My weekly mileage was as follows for last week, this is the eighth week of my training plan leading up to Bournemouth marathon festival where I am running all four races back to back:
Tue: (Recovery x 2) AM – 6m & PM – 4m
Wed: (General pace) 15 miles
Thu: (Recovery) 6 miles
Fri: (General pace) 13 miles
Sat: (Rec & speed) 7 miles of drills, hills and pier-to-pier fast stuff
Sun: 16 miles: Final 12 @ MRP (Supposed to be MRP, but was not, as my Strava stats show!)
A total of 67 miles, averaging over 70 a week for the past 5 weeks, which is the most I have done for a number of years. I felt it this week to be honest, much more so than in the previous weeks. I could blame some on the weather and it being so warm, i could blame it on needing a recovery week (which is coming up soon in my schedule) or I could blame it on my own stupidity, I’ll explain that shortly.
This week, I was delighted to welcome Sherfield Park Running Club to Bournemouth for a training session just outside my beach hut.
The session was divided into three sections:
1. Barefoot running drills on the beach.
The feet get spread out, the group gives way beneath you, and running on the sand gives you a work out. It is great for doing some drills on and for strengthening the feet in general.
We did kick-back drills, moving the heels towards the backside in exaggerated fashion when running. This is to help build the natural movement and to ensure that our feet are being pulled back more, rather than reaching forward. Any time your foot goes further forward than your knee, you are essentially braking.
We did drills working the arms effectively; using them to advance control over cadence, moving them forwards (not side-to-side), moving them from chest to waist (nips to hips), moving them from the shoulders and not the elbows, keeping the thoracic region relaxed and supple at the same time and then using our imagination to imagine the arms pushing us along.

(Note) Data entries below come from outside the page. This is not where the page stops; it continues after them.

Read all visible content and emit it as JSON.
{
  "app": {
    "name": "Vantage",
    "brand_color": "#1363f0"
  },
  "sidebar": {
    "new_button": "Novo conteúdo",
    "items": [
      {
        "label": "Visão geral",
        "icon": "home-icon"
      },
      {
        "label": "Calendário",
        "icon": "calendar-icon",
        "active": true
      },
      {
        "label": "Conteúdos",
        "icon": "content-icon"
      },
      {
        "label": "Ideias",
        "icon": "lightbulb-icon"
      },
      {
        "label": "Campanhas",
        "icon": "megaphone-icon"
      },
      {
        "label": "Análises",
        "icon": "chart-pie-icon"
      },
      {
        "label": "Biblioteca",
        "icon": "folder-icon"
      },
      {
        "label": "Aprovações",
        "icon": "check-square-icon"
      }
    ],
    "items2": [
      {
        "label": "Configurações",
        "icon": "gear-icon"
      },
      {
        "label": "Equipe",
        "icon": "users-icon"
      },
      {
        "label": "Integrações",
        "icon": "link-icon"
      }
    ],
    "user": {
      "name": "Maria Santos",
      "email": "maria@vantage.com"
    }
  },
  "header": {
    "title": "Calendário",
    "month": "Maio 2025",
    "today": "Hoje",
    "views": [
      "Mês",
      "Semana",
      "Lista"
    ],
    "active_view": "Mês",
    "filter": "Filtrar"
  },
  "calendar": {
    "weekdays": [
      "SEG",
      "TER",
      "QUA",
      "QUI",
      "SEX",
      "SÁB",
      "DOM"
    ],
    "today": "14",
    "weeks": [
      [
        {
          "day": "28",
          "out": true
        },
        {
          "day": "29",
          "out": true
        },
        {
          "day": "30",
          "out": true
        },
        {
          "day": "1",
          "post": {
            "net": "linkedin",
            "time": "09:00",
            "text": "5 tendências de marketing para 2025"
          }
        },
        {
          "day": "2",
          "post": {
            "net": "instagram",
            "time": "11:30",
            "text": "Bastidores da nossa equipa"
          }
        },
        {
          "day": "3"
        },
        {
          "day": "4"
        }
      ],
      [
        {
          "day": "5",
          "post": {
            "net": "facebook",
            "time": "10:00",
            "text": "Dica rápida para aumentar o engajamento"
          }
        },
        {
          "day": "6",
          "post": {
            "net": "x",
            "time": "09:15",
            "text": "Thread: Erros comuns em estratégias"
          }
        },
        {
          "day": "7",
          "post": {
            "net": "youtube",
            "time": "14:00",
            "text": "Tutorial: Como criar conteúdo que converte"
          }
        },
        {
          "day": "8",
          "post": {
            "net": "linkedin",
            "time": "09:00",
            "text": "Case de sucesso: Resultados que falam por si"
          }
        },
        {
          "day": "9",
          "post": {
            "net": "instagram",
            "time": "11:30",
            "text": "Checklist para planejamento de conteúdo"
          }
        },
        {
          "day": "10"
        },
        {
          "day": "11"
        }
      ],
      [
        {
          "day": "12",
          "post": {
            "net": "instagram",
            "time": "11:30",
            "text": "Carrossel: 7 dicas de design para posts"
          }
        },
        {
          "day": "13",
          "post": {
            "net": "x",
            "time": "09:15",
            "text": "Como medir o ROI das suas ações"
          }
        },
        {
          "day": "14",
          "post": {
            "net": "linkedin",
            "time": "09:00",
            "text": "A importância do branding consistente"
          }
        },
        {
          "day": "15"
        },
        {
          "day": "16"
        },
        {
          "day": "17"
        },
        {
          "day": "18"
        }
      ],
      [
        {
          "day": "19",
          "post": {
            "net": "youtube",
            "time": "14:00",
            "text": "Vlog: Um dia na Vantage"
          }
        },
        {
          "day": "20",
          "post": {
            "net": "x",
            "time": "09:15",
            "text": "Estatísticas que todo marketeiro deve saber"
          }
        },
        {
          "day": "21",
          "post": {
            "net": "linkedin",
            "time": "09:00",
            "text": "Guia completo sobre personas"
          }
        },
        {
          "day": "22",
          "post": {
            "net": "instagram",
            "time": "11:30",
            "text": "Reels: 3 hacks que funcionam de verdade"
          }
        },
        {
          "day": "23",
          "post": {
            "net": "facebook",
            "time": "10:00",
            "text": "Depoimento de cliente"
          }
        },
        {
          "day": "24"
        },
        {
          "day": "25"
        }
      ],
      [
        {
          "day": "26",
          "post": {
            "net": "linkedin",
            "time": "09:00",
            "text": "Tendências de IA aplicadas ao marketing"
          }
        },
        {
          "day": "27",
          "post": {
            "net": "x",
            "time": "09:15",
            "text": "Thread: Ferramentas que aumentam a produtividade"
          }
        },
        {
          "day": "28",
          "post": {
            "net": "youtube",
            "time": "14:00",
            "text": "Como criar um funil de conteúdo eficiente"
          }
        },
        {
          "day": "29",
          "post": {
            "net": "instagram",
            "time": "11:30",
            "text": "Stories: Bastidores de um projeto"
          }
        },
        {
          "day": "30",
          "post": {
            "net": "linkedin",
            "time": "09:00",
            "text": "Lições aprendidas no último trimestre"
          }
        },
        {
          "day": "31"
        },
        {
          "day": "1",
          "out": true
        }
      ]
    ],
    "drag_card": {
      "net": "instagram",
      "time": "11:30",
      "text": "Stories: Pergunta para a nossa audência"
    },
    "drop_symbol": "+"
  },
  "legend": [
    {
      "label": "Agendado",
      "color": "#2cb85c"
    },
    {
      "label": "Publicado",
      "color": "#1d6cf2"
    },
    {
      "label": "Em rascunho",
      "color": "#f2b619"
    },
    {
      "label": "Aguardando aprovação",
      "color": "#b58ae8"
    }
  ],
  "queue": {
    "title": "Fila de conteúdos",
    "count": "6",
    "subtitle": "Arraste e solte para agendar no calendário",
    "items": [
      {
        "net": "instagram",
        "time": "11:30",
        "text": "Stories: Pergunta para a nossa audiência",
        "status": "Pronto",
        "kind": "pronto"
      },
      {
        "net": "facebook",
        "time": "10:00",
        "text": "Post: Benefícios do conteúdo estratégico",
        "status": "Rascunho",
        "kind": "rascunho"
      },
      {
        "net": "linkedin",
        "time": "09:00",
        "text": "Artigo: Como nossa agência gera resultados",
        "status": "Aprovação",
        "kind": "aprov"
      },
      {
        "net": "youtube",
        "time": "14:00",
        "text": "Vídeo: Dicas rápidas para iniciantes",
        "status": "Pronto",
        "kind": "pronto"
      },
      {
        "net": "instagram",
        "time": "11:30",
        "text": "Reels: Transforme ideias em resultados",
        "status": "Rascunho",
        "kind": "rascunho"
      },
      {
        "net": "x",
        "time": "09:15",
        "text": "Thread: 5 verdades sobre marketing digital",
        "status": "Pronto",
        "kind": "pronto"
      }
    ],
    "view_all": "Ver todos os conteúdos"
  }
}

You can read more about how to psychologically use your arms more effectively here.
We did drills in pairs to help establish an ankle lean when running and not leaning from the shoulders, waist or knees.
Here is a great video that includes one of the drills we were working on from excellent running coach Bobby McGee (the ankle lean drill is the final one in the video):
2. To practice what we’d learned in the drills, we did some gentle hills sessions with our running shoes back on. This was not supposed to be about running with effort, but to adopt form when running slowly. It is much easier to adopt good quality form when running faster, so to run up hills, we can power the arms, lift the heels and adopt the ankle lean much easier.
Want to be a hill running machine? Read this article – Hill running machine.
Here is something I wrote about using your mindset to adopt running form too.
3. We had a slow warm-up jog to Bournemouth pier, then ran pier-to-pier fast, recovered at Boscombe pier, then ran fast back, before having another mile to cool-down.
This is where the stupidity happened. With over 50 miles under my belt so far that week, I decided to get competitive with my brother and run a couple of sub 6 minute miles for the pier-to-pier sections. It simply meant that I shot my bolt and struggled to maintain goal pace on Sunday’s long run. You live and learn, eh? Schoolboy error, will serve me right.
It was a great group, and a great session. They have a lovely supportive attitude and are very inclusive, I love being around those kinds of runners. Thanks to my ace brother Ben for the pictures.
This weekend I am running the Salisbury 5-4-3-2-1 50km trail race, so will report back about that in next week’s update… When I get back from my holiday, I’ll also have lots more of the usual techniques and strategies for effecting your running performance using your mind.
Until then, happy running 🙂